• _Aim of the task_: Would you restate the full listing word for word and omit its pictures?

• _Input material_:

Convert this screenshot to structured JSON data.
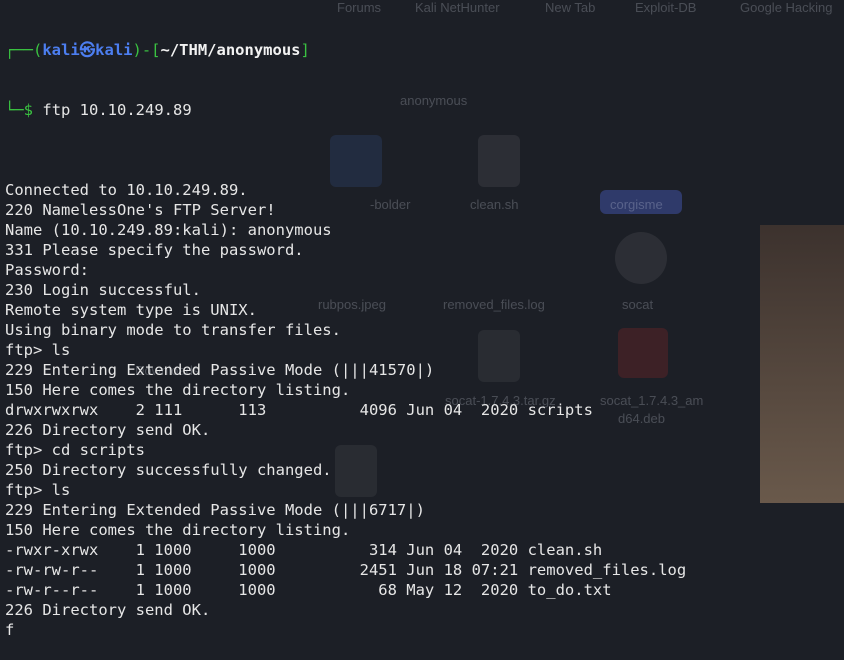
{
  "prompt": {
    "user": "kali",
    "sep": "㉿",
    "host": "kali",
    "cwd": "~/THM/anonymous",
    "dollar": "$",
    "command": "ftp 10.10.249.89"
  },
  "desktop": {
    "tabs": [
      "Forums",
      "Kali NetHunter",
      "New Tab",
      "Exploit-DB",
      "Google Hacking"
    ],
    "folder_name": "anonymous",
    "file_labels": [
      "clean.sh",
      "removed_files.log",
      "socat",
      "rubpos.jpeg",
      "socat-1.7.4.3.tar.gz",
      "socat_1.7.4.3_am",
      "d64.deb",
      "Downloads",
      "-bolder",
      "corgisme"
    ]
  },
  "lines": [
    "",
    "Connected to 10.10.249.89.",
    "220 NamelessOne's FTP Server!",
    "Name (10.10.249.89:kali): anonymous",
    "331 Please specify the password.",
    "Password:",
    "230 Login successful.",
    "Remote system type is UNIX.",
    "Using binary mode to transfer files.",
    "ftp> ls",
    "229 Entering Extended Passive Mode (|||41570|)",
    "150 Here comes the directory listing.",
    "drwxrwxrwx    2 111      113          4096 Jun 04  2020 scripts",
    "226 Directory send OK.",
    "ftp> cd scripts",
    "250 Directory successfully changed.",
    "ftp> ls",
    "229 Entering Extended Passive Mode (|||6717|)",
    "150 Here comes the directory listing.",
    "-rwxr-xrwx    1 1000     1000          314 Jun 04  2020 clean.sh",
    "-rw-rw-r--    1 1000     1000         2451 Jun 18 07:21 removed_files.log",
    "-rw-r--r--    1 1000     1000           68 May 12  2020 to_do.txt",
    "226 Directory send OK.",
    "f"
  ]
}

• _Answer for the task_:
Convert this screenshot to structured JSON data.
{
  "prompt": {
    "user": "kali",
    "sep": "㉿",
    "host": "kali",
    "cwd": "~/THM/anonymous",
    "dollar": "$",
    "command": "ftp 10.10.249.89"
  },
  "desktop": {
    "tabs": [
      "Forums",
      "Kali NetHunter",
      "New Tab",
      "Exploit-DB",
      "Google Hacking"
    ],
    "folder_name": "anonymous",
    "file_labels": [
      "clean.sh",
      "removed_files.log",
      "socat",
      "rubpos.jpeg",
      "socat-1.7.4.3.tar.gz",
      "socat_1.7.4.3_am",
      "d64.deb",
      "Downloads",
      "-bolder",
      "corgisme"
    ]
  },
  "lines": [
    "",
    "Connected to 10.10.249.89.",
    "220 NamelessOne's FTP Server!",
    "Name (10.10.249.89:kali): anonymous",
    "331 Please specify the password.",
    "Password:",
    "230 Login successful.",
    "Remote system type is UNIX.",
    "Using binary mode to transfer files.",
    "ftp> ls",
    "229 Entering Extended Passive Mode (|||41570|)",
    "150 Here comes the directory listing.",
    "drwxrwxrwx    2 111      113          4096 Jun 04  2020 scripts",
    "226 Directory send OK.",
    "ftp> cd scripts",
    "250 Directory successfully changed.",
    "ftp> ls",
    "229 Entering Extended Passive Mode (|||6717|)",
    "150 Here comes the directory listing.",
    "-rwxr-xrwx    1 1000     1000          314 Jun 04  2020 clean.sh",
    "-rw-rw-r--    1 1000     1000         2451 Jun 18 07:21 removed_files.log",
    "-rw-r--r--    1 1000     1000           68 May 12  2020 to_do.txt",
    "226 Directory send OK.",
    "f"
  ]
}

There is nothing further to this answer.